A trade so obvious even the U.S. gov. can see it…
When Russia turned the nat gas taps off things got ugly.
Europeans saw their energy bills go from €250/month to more than €2,500/month.
Energy costs skyrocketed from under €100 / MWh to +€1,000 / MWh in some EU countries.
Liquid Natural Gas (LNG) import prices shot up from €7 in 2021 to €70.
Corporations, individuals, and utilities felt the pain.
To ensure that there would be enough natural gas to keep the lights on, many fertilizer companies were forced to cut production by 50%. The effect on crop yields are still to be seen.
Then, there was relief.
It’s better to be lucky than smart…
Europe got lucky, and had the second mildest winter on record – which brought energy prices down to pre-invasion levels.
A blessing for European energy bills and an opportunity for savvy investors.
This wasn’t a stay of execution… just a delay. However, it has given the West more time to come up with solutions – one of which is U.S. LNG imports.
The Freeport LNG terminal, which was shut down due to a fire and explosion in June of 2022, is ready to come back online. This will be a major source of LNG exports heading to Europe.
Added EU demand will put price pressure on U.S. natural gas.
There is a high probability that a significant price move could occur in the North American natural gas markets over the next 12 months.
Last summer we saw U.S. natural gas prices break $7.00 / mcf for the first time in 14 years.
State of the (natural gas) Union.
We have been convinced that U.S. oil and gas production growth would stall and eventually turn negative, delivering a major hit to US energy supply. This thesis has been largely driven by the research of our friend Scott Lapierre – a world class petrophysicist that we had on the Ri Podcast 3 years ago.
So far, things are playing out as we expected.
Today many analysts refer to peak oil demand, but originally peak oil referred to supply.
The idea of a basin’s peak oil supply is associated with a controversial Royal Dutch Shell geologist from the 1950s named M. King Hubbert.
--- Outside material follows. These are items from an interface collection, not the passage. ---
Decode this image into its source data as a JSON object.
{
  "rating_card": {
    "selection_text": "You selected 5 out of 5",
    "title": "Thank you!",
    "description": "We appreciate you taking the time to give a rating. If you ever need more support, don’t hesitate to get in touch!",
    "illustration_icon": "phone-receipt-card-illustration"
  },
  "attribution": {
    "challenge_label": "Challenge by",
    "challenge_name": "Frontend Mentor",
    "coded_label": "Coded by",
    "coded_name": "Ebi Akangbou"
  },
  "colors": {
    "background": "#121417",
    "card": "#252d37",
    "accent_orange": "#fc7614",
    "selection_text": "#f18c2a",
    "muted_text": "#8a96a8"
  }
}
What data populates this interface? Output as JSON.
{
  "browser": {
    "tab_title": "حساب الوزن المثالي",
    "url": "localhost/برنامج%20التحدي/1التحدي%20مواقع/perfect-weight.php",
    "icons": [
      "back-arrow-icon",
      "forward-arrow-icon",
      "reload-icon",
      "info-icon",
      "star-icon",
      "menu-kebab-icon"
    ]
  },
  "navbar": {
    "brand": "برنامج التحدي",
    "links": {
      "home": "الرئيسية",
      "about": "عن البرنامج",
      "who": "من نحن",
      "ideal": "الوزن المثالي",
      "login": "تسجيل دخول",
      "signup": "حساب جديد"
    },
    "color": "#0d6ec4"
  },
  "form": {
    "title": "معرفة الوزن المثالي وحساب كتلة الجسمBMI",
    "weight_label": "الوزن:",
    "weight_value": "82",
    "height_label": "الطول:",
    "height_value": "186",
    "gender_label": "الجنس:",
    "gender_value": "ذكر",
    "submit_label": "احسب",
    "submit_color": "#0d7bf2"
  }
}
He believed that an oil or gas field’s production resembles a bell-shaped curve.
Hubbert expected a field’s production to increase at an accelerating rate, level off / plateau, and then decline at a rate similar to its growth phase.
In 1956 he predicted that U.S. crude oil production would peak in the 1970s at around 10 mm b/d. In 1970 when U.S. production did peak at 10 mm b/d, his work gained widespread attention.
From 1970 until 2008 U.S. oil production declined, until a new type of basin came into the limelight…
U.S. Shale Oil & Gas
When hydraulic fracturing (aka: fracking) came on the scene, shale oil and gas became huge. In return, the U.S. became the largest producer of oil and gas in the world.
But, we believe the theory of a bell shaped production curve still holds true for fracked wells, just like it did for conventional oil and gas.
If we’re right… We’re running out of O&G.
Our own controversial geologist, Scott Lapierre, has been pounding the table warning investors of declining shale production.
Scott came to this conclusion independently of Hubbert’s ideas. Scott’s ideas arose from first principle calculations using the physical properties of oil, gas, and the rocks that trap it.
If both Scott’s science and Hubbert’s theories are correct, it could mean U.S. oil and gas production could fall as fast as it rose since the onset of fracking.
The proof is in the pudding.
The two earliest shale basins, the Barnett and Fayetteville, saw peak production between 2011 and 2014. Since, they have each declined by 70%.
Both of these early shale basins were gas fields.
What does this mean?
The days of cheap natural gas in the U.S. are over.
The next largest natural gas fields are the Marcellus and the Haynesville.
The Marcellus is following Hubbert’s bell curve model, having reached its plateau in 2020. Over the last twelve months, the Marcellus declined by 300 mcf/d. Hubbert models suggest that the Haynesville could plateau as soon as next year.
Exploration is dead.
Natural gas drilling in the U.S. is near all-time lows.
The number of active natural gas rigs in the United States has declined by more than 75% since 2014, resulting in U.S. gas production declining by more than 10% in the same period.
Because of low energy prices, and a move towards clean energy, the appetite for hydrocarbon exploration has been dead.
This leaves the U.S. in a precarious position… And natural gas prices are vulnerable to a surge.
We’ve been watching the U.S. energy sector for 3-years, searching for the right deals to get energy exposure through natural gas.
On a trip to Texas earlier this year, we finalized one of our next deals…
This is a natural gas development opportunity in East Texas with an all-star team.
The company is led by a gentleman that was groomed at a multi-billion dollar oil and gas company before he left to run his own deals. After a string of success stories, he is putting together his forth deal.
On the technical side, this company is led by the geologist that literally wrote the discovery paper for the Haynesville-Bossier shale basin, where this deal is located. With her protege, she’s successfully drilled over 100 wells in the basin.
Now, they’re at it again.